Operating Systems

The operating system—along with the virtual machine or compiler—is one of the most sophisticated programs that software engineers utilize.

Understanding the operation of operating systems is one of the most reliable ways to increase the effectiveness, performance and security of one’s programs. Yet many engineers expect to come to learn about their operating systems by osmosis, not taking the time to understand this important piece of software in its own right. We feel that this is an unfortunate oversight.

Our course focuses on the four topics that we feel are most empowering for practicing software engineers: CPU virtualization, virtual memory, coordination and persistence. The scope of the course is to provide students with a strong mental model of these concepts to take back to their userland programs.

Topics covered

  • The role of operating systems and the syscall interface
  • CPU virtualization: processes and threads, context switches and scheduling strategies
  • Memory virtualization: segmentation and paging, multi level page directories and hardware support
  • Coordination: interprocess communication and semaphores
  • Persistence: storage devices and file systems


This course assumes strong programming abilities, and some familiarity with C. Students are advised to be familiar enough with C to say solve an exercise in K&R C without much outside assistance. We suggest that students without an undergraduate computer science background take our Computer Architecture course before undertaking Operating Systems.

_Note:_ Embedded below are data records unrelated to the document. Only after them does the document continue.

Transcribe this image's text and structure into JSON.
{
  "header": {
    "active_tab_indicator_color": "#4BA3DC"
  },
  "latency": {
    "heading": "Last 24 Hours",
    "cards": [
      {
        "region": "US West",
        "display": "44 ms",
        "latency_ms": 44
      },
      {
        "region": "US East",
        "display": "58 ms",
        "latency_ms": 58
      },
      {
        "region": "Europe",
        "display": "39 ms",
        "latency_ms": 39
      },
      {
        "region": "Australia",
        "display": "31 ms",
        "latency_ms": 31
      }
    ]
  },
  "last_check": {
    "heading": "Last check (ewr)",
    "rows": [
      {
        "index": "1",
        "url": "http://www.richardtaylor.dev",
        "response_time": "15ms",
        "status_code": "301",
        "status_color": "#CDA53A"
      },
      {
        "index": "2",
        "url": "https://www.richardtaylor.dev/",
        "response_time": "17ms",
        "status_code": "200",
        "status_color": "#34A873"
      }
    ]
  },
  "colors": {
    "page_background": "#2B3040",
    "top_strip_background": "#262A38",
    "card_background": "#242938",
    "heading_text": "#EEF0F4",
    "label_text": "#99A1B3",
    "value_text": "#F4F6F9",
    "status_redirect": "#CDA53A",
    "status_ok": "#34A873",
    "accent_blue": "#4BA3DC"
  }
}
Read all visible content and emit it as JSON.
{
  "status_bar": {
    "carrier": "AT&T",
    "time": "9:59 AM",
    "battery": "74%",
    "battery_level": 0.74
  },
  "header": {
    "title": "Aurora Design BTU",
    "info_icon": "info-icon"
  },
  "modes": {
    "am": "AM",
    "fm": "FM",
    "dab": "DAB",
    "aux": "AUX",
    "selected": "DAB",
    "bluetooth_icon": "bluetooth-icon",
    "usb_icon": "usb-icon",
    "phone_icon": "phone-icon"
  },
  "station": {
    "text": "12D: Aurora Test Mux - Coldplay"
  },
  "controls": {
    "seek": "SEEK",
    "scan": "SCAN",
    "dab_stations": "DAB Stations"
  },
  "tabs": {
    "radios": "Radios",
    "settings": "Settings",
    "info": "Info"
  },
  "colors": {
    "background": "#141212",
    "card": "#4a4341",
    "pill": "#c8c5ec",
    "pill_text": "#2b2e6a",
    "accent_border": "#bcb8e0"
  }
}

Schedule and fees

This course is next scheduled to run in June, 2017. The total price is $1,800.


San Francisco, California
© 2016 Bradfield School of Computer Science